── STUDY MATERIAL ──

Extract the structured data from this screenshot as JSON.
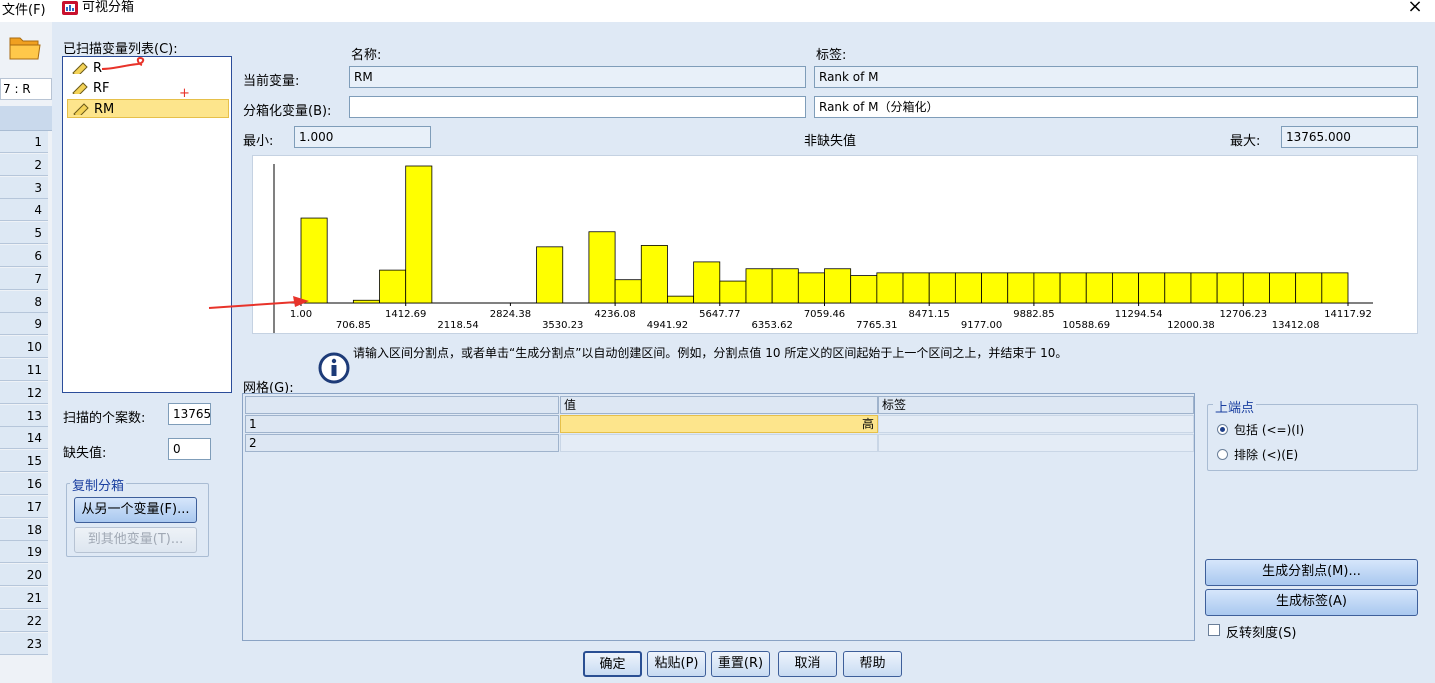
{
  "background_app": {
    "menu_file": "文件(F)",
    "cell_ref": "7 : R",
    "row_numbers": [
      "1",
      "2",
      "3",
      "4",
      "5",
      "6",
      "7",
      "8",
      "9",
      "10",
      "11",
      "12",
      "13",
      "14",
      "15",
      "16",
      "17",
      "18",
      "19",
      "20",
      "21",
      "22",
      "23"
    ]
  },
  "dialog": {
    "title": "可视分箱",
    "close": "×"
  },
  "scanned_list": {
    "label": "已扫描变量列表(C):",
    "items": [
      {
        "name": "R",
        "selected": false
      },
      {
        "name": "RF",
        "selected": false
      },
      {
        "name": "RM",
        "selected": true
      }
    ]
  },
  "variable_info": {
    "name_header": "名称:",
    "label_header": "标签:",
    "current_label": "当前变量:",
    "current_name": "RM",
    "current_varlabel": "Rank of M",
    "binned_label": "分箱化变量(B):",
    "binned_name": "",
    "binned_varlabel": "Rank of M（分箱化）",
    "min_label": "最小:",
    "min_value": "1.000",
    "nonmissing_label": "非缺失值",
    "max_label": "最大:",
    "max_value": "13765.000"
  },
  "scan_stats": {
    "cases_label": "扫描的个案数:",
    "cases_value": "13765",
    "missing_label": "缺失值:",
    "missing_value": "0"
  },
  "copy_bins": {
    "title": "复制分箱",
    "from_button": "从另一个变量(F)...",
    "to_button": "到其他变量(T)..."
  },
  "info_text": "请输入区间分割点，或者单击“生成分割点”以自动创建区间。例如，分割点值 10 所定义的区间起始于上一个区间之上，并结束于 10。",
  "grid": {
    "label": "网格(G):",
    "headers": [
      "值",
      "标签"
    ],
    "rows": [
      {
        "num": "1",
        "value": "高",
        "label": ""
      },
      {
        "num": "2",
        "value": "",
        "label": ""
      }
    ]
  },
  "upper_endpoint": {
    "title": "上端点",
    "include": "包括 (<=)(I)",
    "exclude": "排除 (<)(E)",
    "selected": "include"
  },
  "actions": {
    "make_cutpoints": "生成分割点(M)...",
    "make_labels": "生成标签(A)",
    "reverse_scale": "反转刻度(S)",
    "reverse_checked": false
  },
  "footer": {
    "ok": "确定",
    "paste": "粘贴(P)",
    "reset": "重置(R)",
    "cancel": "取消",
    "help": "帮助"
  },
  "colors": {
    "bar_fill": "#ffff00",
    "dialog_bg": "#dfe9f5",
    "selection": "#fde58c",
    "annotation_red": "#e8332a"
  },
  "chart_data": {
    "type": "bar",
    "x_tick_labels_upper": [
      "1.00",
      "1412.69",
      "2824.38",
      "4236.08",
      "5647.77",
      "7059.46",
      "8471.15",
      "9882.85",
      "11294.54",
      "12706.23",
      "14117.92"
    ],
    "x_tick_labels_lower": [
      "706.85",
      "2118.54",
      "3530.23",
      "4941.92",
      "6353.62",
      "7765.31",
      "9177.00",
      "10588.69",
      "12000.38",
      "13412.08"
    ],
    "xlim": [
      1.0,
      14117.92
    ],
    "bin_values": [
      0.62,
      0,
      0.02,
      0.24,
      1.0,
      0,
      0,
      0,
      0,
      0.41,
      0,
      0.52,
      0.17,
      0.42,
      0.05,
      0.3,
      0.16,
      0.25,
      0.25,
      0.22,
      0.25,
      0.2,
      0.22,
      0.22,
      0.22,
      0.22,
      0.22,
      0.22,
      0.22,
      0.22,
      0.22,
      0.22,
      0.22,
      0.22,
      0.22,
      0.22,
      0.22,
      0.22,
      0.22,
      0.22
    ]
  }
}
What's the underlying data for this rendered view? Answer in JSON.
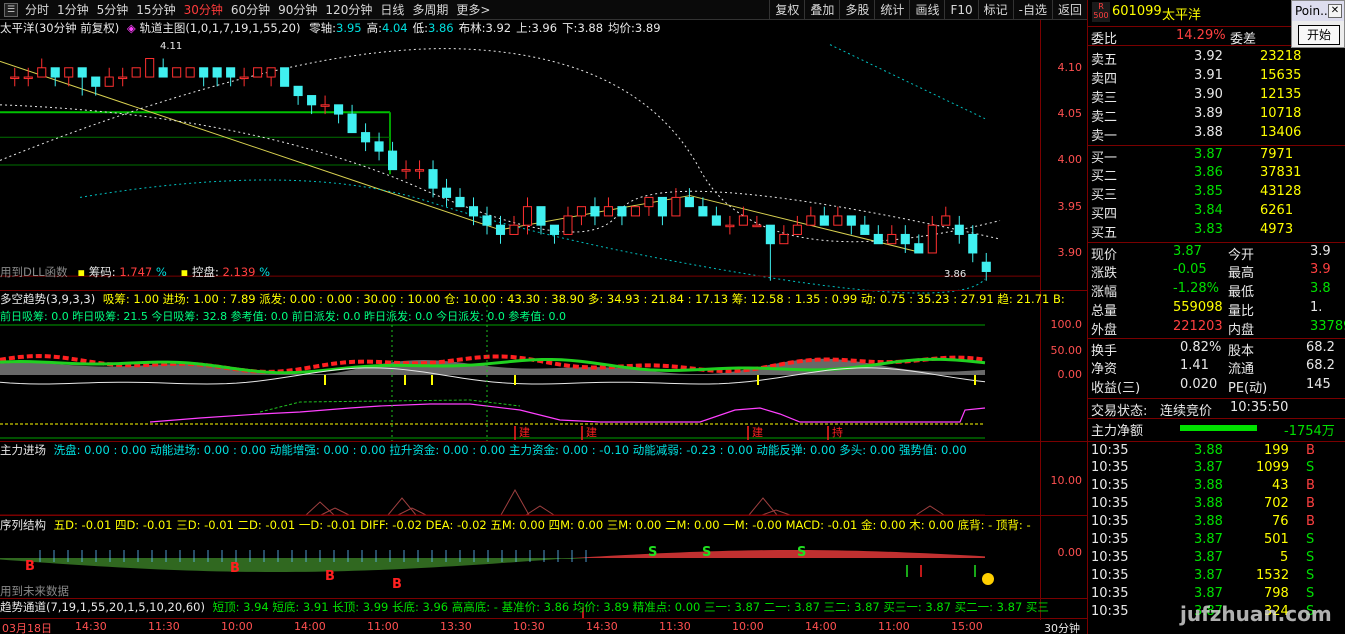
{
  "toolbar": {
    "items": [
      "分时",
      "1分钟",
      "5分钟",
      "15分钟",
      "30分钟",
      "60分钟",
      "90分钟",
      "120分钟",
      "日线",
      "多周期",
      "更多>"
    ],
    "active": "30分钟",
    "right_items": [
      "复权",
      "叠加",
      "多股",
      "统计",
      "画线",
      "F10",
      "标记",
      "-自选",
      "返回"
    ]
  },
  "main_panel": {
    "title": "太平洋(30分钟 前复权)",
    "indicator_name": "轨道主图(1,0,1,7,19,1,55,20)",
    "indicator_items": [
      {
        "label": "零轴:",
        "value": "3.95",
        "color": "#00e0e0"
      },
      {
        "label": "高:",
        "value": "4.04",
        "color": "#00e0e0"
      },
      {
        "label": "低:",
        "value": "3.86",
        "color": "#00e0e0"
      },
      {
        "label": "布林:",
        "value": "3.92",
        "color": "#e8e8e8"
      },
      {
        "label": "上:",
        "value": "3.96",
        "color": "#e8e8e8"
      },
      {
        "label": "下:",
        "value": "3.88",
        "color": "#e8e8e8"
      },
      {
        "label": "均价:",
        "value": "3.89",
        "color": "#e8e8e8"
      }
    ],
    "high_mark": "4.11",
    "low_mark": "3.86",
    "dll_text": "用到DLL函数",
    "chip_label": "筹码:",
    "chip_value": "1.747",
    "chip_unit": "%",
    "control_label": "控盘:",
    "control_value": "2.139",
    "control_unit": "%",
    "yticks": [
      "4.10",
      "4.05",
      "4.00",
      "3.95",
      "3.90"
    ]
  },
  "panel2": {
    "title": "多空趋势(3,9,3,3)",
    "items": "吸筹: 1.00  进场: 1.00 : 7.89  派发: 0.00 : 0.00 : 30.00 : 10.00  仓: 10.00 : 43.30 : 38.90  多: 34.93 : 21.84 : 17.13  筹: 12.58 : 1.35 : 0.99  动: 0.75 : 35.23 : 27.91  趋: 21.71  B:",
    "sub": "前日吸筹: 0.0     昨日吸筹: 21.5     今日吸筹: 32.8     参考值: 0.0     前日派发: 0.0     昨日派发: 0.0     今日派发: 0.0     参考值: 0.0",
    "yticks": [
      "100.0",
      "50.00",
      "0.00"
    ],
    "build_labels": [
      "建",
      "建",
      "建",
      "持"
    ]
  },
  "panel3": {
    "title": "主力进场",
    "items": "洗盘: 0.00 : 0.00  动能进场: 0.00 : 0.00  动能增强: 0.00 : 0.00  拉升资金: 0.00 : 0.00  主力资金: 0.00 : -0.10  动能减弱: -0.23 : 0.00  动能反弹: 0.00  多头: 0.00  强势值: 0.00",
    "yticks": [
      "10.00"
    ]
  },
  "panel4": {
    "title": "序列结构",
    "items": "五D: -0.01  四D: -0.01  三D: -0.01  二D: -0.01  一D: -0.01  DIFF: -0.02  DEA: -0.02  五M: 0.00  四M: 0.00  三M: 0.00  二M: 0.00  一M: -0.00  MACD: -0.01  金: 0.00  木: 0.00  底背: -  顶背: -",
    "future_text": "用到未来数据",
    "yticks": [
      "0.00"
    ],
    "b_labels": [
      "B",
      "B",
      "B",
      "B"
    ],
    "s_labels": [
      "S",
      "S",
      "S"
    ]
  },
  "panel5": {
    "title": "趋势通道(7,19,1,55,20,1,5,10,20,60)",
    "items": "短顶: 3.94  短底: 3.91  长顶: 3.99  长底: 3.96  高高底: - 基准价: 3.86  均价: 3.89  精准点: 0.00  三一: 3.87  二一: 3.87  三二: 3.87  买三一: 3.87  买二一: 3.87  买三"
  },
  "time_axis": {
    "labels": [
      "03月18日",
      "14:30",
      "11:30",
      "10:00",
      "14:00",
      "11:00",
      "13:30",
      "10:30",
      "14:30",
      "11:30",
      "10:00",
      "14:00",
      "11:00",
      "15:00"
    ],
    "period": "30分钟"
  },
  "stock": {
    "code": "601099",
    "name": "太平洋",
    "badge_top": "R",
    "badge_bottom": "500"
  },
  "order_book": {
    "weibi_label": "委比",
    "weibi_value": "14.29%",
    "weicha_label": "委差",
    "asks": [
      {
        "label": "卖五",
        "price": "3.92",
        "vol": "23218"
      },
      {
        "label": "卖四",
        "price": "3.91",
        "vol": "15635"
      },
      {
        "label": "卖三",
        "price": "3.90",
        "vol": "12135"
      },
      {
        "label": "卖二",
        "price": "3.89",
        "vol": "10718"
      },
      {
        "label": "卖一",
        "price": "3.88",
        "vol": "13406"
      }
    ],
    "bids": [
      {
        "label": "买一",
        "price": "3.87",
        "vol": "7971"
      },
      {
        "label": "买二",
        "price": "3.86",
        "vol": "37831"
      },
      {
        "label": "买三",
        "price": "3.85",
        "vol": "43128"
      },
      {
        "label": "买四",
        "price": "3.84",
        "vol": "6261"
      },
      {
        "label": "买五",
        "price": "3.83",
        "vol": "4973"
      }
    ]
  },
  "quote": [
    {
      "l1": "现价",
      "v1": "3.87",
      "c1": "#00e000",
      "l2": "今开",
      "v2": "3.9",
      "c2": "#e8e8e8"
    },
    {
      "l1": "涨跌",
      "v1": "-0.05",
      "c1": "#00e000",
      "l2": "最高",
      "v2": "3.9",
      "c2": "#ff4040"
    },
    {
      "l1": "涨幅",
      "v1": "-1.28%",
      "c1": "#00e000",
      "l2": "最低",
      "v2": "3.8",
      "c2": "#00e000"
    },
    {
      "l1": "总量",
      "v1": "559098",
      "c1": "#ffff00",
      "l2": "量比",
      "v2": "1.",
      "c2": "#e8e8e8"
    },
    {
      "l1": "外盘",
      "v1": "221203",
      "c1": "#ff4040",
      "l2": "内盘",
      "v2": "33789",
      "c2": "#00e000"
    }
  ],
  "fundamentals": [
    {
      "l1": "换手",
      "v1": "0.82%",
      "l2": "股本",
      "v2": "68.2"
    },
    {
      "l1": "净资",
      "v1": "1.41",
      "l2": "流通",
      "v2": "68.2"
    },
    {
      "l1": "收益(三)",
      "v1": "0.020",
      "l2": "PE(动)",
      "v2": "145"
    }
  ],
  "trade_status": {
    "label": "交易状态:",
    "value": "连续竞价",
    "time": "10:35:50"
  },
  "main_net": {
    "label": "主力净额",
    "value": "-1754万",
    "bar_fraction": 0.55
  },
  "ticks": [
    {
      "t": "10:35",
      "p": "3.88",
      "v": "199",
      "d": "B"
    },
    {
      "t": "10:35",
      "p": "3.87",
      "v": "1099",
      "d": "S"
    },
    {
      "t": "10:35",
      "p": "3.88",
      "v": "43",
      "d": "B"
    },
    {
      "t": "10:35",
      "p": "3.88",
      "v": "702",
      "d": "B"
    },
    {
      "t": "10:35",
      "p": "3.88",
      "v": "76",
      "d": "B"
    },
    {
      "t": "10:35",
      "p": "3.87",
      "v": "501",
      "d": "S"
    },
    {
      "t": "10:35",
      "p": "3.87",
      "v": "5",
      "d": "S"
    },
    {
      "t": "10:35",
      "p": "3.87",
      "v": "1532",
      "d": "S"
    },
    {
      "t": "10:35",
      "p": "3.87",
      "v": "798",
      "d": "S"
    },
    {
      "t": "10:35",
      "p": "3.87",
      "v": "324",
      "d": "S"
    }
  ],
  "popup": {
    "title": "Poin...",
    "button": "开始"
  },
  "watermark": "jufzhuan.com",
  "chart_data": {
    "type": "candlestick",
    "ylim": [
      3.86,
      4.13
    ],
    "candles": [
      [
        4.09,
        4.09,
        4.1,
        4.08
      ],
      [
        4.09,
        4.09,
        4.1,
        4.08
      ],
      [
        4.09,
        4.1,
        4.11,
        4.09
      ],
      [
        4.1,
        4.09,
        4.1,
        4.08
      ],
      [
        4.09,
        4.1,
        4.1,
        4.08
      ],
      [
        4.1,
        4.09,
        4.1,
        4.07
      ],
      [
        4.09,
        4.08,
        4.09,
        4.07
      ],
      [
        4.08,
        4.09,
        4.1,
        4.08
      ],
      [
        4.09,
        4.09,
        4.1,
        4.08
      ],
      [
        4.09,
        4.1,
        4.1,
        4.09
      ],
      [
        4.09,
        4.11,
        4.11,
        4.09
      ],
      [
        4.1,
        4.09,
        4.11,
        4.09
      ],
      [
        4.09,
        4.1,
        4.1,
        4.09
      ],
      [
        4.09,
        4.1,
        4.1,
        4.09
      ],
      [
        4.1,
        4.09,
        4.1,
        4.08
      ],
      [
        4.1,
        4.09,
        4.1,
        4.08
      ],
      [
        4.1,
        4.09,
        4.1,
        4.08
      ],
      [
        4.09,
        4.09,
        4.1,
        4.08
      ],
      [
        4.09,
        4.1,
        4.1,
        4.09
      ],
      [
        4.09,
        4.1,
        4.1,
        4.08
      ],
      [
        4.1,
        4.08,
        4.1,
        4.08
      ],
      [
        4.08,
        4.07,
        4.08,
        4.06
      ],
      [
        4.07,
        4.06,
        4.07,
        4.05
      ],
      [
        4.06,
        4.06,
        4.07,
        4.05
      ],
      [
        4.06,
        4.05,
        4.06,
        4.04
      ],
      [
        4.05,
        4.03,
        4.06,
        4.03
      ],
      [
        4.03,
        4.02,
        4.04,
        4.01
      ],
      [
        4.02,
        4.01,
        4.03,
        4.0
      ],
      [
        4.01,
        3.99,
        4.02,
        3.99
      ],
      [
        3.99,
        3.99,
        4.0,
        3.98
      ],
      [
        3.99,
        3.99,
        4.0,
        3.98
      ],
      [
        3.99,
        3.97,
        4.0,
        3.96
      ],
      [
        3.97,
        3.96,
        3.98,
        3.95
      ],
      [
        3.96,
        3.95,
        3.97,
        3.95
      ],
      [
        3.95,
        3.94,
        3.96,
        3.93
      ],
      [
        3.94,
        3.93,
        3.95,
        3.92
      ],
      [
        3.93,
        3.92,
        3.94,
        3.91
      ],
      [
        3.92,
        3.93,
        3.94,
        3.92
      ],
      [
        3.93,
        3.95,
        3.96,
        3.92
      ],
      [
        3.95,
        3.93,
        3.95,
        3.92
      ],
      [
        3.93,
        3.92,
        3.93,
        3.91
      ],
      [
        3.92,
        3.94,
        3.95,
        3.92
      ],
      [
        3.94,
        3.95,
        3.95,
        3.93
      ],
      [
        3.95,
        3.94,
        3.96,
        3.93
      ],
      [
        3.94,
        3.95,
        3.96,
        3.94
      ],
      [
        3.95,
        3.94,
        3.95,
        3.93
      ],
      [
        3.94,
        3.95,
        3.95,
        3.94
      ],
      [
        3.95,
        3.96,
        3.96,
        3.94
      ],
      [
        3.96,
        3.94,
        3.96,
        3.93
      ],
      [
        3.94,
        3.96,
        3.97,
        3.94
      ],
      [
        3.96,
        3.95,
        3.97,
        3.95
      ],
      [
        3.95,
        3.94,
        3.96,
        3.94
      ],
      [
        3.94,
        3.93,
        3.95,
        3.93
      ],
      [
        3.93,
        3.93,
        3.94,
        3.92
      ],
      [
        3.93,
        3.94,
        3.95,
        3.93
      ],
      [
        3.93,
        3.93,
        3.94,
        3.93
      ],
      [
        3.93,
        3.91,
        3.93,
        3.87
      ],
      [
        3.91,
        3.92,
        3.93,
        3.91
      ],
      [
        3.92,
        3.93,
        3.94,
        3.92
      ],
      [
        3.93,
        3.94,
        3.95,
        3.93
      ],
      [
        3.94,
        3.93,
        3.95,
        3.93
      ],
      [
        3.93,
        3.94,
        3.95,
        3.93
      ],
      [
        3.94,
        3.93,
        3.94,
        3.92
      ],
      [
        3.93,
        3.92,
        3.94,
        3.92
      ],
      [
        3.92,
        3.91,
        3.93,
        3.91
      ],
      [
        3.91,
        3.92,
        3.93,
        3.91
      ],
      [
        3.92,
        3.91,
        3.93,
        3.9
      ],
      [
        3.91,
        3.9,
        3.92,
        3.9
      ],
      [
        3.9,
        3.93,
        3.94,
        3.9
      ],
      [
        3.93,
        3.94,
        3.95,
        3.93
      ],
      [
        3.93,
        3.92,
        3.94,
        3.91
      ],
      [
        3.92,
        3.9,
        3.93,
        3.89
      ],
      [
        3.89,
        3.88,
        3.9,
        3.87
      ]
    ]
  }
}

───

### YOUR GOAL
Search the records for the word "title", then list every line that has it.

### SOLVED PROBLEM
    "title": "可视分箱",
    "title": "复制分箱",
    "title": "上端点",
    "title": "太平洋(30分钟 前复权)",
    "title": "多空趋势(3,9,3,3)",
    "title": "主力进场",
    "title": "序列结构",
    "title": "趋势通道(7,19,1,55,20,1,5,10,20,60)",
    "title": "Poin...",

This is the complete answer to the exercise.